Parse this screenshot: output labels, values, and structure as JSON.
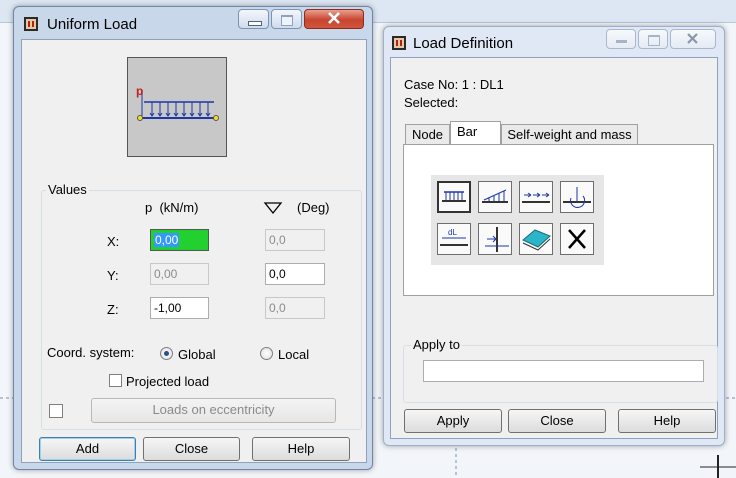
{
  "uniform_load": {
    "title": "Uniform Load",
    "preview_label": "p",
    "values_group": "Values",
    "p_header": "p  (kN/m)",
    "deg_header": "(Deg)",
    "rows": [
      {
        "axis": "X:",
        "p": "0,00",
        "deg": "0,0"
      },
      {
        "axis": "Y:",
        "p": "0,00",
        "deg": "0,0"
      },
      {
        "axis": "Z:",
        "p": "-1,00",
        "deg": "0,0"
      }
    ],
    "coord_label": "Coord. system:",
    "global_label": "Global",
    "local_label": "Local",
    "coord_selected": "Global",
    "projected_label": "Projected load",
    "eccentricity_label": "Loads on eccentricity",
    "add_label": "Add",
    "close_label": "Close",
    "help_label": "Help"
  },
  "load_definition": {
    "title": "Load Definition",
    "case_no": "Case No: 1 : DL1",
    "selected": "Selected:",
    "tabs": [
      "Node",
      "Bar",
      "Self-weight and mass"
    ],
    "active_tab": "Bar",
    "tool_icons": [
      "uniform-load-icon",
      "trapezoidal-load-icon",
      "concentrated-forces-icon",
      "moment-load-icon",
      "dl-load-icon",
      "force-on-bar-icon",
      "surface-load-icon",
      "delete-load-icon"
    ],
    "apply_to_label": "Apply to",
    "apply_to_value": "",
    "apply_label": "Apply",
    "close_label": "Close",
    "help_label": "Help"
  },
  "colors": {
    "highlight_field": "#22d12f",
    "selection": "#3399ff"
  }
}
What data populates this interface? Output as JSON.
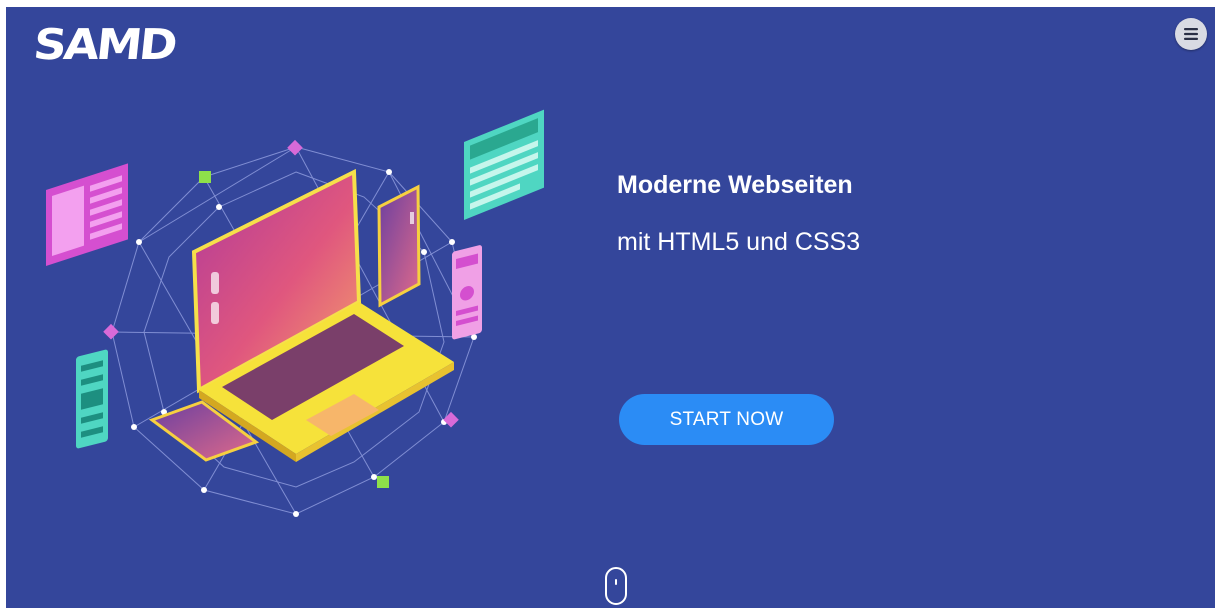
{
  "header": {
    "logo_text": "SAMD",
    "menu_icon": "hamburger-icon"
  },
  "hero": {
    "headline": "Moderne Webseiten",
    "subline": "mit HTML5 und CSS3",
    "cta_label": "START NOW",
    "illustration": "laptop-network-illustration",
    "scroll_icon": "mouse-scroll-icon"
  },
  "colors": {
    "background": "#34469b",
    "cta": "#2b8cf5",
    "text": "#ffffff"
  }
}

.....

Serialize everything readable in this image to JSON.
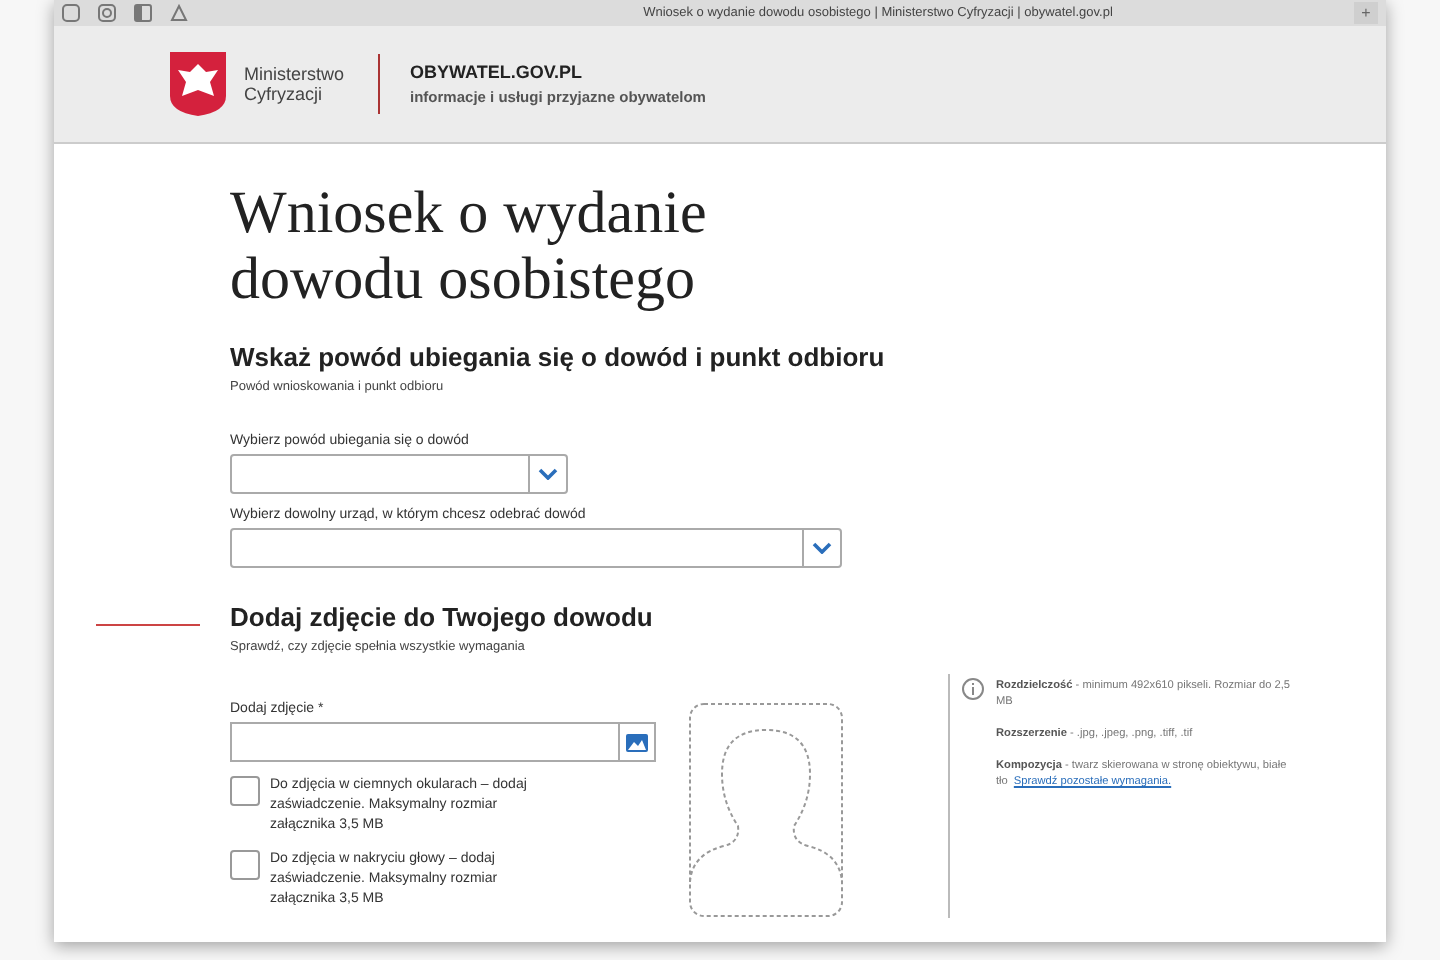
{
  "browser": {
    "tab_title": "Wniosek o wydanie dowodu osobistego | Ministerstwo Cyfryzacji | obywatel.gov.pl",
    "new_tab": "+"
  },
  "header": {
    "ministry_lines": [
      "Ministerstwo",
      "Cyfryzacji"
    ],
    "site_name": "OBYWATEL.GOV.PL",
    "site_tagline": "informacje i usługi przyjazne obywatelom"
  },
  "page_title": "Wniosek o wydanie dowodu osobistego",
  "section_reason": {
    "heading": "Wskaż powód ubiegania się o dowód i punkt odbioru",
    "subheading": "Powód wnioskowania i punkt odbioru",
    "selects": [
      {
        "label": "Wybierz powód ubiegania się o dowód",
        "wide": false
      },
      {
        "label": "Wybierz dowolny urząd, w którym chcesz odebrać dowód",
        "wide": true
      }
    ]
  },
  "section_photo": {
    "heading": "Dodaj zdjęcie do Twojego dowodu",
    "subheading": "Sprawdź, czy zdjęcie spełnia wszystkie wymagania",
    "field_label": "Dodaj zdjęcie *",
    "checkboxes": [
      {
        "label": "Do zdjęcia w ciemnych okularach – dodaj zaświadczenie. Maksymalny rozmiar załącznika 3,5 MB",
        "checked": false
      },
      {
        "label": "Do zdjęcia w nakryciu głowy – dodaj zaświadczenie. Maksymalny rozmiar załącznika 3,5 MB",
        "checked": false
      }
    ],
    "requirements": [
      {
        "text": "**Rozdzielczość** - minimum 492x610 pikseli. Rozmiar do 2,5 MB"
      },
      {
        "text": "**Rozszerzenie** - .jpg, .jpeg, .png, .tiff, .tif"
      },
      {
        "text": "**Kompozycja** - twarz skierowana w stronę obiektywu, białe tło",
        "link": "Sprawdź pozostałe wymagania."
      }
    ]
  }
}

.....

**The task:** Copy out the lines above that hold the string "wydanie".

**Output below:**
    "tab_title": "Wniosek o wydanie dowodu osobistego | Ministerstwo Cyfryzacji | obywatel.gov.pl",
  "page_title": "Wniosek o wydanie dowodu osobistego",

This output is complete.